• PROVIDED DATA
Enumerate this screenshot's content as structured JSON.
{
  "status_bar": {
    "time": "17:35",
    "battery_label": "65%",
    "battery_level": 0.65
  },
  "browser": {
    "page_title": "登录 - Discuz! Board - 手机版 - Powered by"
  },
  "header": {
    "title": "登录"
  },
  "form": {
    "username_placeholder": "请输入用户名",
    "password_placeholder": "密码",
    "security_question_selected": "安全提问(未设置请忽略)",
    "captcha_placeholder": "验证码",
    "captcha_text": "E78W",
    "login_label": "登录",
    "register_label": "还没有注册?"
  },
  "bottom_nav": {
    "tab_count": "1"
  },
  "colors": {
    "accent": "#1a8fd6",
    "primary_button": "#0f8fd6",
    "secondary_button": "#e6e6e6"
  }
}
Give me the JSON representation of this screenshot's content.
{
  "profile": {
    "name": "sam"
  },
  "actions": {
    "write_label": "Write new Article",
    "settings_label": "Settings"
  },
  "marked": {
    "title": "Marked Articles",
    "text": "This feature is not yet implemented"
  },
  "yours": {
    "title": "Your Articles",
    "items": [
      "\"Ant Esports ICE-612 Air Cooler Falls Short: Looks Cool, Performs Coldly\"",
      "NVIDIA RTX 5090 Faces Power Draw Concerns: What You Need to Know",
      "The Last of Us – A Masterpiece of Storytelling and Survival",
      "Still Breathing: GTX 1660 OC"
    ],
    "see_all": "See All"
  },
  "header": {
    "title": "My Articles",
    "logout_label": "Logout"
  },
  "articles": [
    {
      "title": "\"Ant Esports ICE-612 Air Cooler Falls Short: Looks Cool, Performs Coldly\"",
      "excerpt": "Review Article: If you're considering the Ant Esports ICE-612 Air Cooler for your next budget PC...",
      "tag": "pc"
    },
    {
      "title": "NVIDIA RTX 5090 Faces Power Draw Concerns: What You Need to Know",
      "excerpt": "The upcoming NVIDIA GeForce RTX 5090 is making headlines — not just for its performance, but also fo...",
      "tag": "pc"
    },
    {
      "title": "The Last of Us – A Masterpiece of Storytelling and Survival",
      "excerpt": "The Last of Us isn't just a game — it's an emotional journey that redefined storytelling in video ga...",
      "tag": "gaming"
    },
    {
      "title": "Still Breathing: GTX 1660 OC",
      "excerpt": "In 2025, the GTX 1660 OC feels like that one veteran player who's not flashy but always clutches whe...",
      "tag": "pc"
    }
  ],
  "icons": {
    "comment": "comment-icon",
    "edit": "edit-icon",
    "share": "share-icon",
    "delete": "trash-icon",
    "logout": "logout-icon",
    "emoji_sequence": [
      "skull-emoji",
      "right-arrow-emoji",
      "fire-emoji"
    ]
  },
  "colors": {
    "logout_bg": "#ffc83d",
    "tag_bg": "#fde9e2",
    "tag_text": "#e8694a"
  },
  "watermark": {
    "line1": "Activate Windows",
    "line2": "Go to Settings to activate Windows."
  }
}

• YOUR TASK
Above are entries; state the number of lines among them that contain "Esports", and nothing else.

• REPLY TO THE EXERCISE
3